**Instructions to follow:**
Search the listing for the string "title" and copy every line that contains it.

---------- The records ----------

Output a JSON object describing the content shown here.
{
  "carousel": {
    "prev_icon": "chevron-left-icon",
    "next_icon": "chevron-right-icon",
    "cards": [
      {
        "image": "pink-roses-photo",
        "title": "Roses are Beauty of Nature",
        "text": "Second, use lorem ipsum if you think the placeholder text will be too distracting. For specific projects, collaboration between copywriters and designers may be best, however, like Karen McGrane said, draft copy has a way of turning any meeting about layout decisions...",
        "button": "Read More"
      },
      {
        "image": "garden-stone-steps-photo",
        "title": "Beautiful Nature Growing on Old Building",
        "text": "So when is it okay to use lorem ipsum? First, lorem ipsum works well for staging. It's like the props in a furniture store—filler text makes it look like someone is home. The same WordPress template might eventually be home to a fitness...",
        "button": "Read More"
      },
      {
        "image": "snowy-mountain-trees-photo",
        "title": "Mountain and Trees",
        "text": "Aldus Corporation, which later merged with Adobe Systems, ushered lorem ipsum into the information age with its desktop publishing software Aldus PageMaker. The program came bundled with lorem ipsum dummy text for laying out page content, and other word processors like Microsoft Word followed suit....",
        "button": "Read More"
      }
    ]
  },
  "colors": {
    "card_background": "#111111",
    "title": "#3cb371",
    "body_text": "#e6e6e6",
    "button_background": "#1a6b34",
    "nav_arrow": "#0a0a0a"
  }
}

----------

**Exercise response:**
        "title": "Roses are Beauty of Nature",
        "title": "Beautiful Nature Growing on Old Building",
        "title": "Mountain and Trees",
    "title": "#3cb371",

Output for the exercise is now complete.